══ Given information
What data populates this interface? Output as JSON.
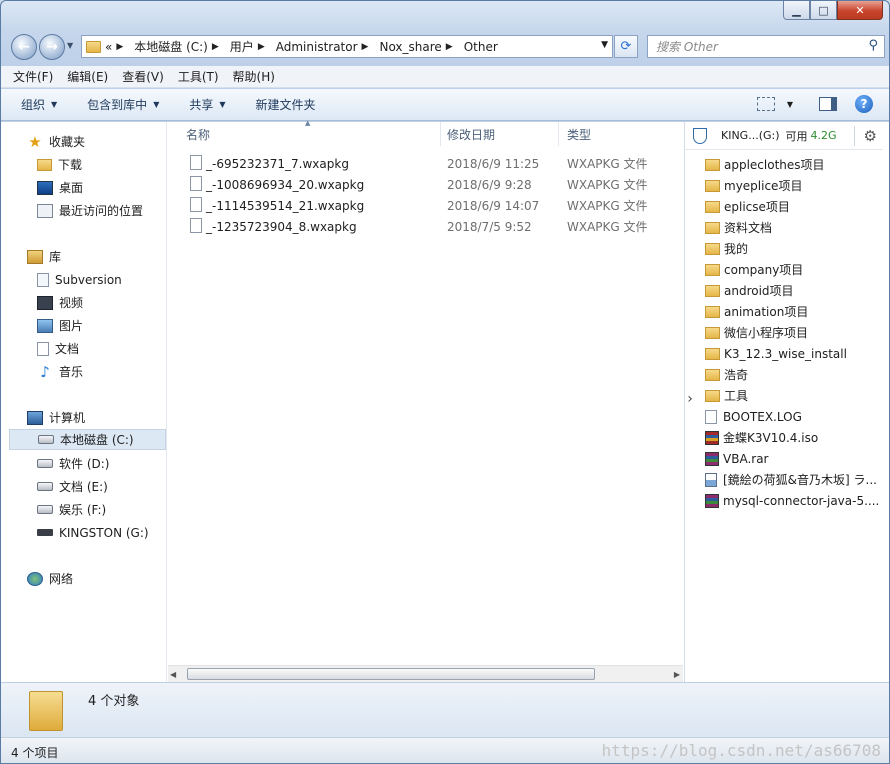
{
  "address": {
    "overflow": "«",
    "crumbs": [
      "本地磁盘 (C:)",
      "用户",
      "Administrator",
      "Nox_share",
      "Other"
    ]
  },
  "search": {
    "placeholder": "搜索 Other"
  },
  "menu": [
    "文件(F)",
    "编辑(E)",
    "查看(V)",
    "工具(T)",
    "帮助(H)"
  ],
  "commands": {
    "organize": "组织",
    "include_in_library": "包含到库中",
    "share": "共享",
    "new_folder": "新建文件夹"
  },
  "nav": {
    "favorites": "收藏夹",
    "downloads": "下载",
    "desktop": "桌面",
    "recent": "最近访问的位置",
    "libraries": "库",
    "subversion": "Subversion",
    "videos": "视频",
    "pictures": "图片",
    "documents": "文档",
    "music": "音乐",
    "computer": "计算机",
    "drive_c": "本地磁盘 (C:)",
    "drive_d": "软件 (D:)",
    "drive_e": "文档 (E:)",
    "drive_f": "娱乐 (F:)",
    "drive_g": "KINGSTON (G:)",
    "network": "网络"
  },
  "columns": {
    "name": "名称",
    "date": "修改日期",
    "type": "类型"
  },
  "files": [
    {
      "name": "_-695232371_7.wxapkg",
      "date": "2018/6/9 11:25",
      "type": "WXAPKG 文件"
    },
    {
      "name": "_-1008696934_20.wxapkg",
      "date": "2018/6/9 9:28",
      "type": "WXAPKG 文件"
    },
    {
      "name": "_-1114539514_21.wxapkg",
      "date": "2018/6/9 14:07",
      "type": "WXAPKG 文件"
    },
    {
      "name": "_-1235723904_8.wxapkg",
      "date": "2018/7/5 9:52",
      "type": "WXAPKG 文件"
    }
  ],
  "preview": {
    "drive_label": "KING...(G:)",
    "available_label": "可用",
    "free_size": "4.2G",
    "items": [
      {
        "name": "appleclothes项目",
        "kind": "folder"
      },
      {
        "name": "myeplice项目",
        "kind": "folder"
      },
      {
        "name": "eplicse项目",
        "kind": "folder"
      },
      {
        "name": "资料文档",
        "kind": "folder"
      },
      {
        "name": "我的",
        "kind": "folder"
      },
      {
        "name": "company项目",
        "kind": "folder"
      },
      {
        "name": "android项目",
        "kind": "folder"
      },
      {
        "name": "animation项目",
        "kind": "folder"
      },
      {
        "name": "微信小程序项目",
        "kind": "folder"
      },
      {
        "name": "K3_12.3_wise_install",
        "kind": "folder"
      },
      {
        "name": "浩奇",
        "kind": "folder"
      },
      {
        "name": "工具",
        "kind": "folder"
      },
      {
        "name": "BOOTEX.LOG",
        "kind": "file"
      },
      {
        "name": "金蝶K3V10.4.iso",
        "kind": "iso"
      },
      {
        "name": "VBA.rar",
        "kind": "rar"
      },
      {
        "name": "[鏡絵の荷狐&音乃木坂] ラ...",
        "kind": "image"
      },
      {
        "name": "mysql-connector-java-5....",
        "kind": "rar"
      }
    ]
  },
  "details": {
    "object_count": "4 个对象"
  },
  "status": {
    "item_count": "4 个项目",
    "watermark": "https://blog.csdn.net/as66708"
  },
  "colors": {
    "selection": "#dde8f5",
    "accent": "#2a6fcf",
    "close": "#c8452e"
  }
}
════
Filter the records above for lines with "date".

- [Exercise response]:
    "date": "修改日期",
      "date": "2018/6/9 11:25",
      "date": "2018/6/9 9:28",
      "date": "2018/6/9 14:07",
      "date": "2018/7/5 9:52",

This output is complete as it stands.